The pact of truthfulness has been betrayed, but there do not seem to be any others on the horizon. What do you think?
The agreements last as long as there is a harmony of interests among those who signed them. We live in another era. We could say that the blindfold that covered our eyes has fallen, but the reality is that today’s protagonists need other, less dogmatic, agreements.

We all know that photography can be manipulated, but why don’t we reflect on the manipulability of photography?
Photography has a protein nature but many cultural conventions have presented it to us as a literal, unique and immovable transcription of reality. Photography has been the victim of a certain intellectual authoritarianism. Today, every child who plays with Instagram filters knows that photography is malleable and laughs at its supposed literality.

Can you give us an example of a good use of photography and a bad one?
For this, it is necessary to verify the correspondence between the intention and the result. Unfortunately, we can often only guess what the intention was. For example, think about Pete Souza’s photo of Obama, Hillary Clinton and the entire White House crisis cabinet watching on a monitor the Navy Seals commando assassinating Bin Laden. If the goal of that photo was to cap complete visual information, it has been achieved and it has been a good use. If the intention was to provide transparent and democratic information, it was an improper use.

The context gives truth to photography, as you demonstrated for example through your experiments on Natural Museums, in which you exhibit absolutely “fake” images alongside scientific artifacts that refer to monstrous creatures. Can you remove the context and leave photography without imagery or can you just question it?
All photos are waiting for a (con)text. Photography itself is an abstract mix of shapes, colors and textures, which acquire meaning for us only when we access the “metados” provided by the context. Decontextualizing a photograph is a surreal act similar to “objet-trouvé”, as it was demonstrated by Mike Mandel and Larry Sultan with their book “Evidence”.

We can still talk about beautiful photography or will it be necessary to convert the judgment on its function?
Quality usually refers to the domain of aesthetics, but function is more important to me: how we use images and what they are for. Generally we could say that they are useful for egotiating our models of reality and therefore they contribute to forging our judgments. I like to support a photograph “without quality” so as not to distract us from the formal, tactical aspects and speak instead of aims and effects, that is strategic aspects.

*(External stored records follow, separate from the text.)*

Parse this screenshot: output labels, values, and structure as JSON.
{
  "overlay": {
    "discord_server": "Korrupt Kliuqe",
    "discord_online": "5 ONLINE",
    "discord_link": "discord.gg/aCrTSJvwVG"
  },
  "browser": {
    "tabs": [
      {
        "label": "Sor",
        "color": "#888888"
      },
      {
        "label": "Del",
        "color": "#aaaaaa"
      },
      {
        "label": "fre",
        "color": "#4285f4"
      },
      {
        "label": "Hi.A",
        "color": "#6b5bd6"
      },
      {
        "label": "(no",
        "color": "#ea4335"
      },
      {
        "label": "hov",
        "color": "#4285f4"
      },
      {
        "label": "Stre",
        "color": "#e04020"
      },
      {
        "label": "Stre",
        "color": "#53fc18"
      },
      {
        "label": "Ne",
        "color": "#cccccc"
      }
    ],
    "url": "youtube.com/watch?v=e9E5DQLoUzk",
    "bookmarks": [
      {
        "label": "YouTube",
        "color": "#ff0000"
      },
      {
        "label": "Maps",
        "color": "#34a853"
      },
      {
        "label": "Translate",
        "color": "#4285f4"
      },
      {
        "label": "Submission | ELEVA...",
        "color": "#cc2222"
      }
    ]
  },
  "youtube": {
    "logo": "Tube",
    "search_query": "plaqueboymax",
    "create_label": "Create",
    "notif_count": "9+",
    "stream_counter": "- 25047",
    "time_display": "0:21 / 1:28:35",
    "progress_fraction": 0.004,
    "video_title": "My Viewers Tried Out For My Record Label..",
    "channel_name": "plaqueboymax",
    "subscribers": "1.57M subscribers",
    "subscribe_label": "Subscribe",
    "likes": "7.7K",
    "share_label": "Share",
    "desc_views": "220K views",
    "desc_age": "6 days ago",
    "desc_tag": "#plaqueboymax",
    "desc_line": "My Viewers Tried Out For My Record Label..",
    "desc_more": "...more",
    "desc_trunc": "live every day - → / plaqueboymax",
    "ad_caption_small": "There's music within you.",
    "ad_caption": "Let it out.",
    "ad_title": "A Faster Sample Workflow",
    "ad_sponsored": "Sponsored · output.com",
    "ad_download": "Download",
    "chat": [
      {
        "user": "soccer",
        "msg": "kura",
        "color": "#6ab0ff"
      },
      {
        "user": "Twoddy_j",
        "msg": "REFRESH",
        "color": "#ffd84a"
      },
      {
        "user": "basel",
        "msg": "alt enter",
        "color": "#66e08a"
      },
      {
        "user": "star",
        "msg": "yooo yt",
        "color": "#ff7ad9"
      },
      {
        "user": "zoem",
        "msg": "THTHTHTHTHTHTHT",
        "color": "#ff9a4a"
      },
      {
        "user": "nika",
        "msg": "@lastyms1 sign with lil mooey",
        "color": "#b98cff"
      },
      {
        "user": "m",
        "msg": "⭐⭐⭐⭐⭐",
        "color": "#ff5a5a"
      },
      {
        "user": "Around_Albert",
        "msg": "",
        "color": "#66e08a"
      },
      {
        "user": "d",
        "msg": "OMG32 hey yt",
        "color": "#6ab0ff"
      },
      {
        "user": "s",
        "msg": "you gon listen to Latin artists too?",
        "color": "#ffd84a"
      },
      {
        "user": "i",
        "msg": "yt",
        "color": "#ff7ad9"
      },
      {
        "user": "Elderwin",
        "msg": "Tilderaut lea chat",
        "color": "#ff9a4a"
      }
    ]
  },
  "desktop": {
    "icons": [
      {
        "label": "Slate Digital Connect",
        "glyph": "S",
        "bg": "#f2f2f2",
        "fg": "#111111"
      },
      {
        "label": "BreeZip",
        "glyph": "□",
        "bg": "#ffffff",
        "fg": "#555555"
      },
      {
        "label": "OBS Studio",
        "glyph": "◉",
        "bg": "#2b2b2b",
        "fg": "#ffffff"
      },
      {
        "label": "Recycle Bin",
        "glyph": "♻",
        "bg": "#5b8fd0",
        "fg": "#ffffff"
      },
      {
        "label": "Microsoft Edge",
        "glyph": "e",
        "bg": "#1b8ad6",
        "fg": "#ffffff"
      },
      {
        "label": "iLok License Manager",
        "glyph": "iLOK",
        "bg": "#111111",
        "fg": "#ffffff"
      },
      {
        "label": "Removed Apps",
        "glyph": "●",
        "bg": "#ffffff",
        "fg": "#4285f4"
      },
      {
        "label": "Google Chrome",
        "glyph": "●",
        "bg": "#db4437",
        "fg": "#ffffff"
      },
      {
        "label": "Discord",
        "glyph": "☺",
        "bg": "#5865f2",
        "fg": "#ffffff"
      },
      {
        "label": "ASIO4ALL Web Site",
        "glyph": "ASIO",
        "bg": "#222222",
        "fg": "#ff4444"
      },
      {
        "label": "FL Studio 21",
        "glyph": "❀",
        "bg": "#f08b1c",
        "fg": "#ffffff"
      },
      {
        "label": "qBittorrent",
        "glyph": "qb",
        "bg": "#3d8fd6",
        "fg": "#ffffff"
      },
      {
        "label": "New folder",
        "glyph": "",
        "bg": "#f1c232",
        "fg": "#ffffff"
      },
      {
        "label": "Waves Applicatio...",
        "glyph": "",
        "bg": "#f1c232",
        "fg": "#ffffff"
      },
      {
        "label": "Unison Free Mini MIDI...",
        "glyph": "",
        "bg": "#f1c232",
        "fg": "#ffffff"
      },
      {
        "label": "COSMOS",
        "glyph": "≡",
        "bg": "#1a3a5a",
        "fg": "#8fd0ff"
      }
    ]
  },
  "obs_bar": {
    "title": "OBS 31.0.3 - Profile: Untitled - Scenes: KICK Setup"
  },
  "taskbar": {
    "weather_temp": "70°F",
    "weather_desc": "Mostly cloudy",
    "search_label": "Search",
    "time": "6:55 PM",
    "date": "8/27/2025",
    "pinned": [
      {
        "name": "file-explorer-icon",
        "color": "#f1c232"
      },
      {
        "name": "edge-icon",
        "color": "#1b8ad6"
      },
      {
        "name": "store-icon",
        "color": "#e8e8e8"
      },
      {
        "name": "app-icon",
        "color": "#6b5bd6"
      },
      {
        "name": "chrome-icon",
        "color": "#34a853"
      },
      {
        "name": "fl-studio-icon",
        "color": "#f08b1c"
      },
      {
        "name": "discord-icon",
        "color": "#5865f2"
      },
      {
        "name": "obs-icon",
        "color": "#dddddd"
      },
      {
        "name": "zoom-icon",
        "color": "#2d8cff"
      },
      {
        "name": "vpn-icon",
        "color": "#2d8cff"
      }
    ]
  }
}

Is it still possible to play cleanly with the images? Unmasking the power and some bullying? A resurrection after a betrayal kiss?
My hope is to try to delete and regenerate the images. The key, however, lies in the visual culture of the public, in encouraging responsive and not submissive attitudes. We image producers have a responsibility in this sense, we must help promote critical thinking.


Joan Fontcuberta y Pilar Rosado, DÉJÀ-VU, 2022, courtesy the artist and Grenze Contemporary Gallery

Joan Fontcuberta y Pilar Rosado, DÉJÀ-VU, 2022, courtesy the artist and Grenze Contemporary Gallery

Joan Fontcuberta y Pilar Rosado, DÉJÀ-VU, 2022, courtesy the artist and Grenze Contemporary Gallery

Joan Fontcuberta y Pilar Rosado, DÉJÀ-VU, 2022, installation view at Grenze Contemporary Gallery


Your email address will not be published. Required fields are marked *

By using this form you agree with the storage and handling of your data by this website.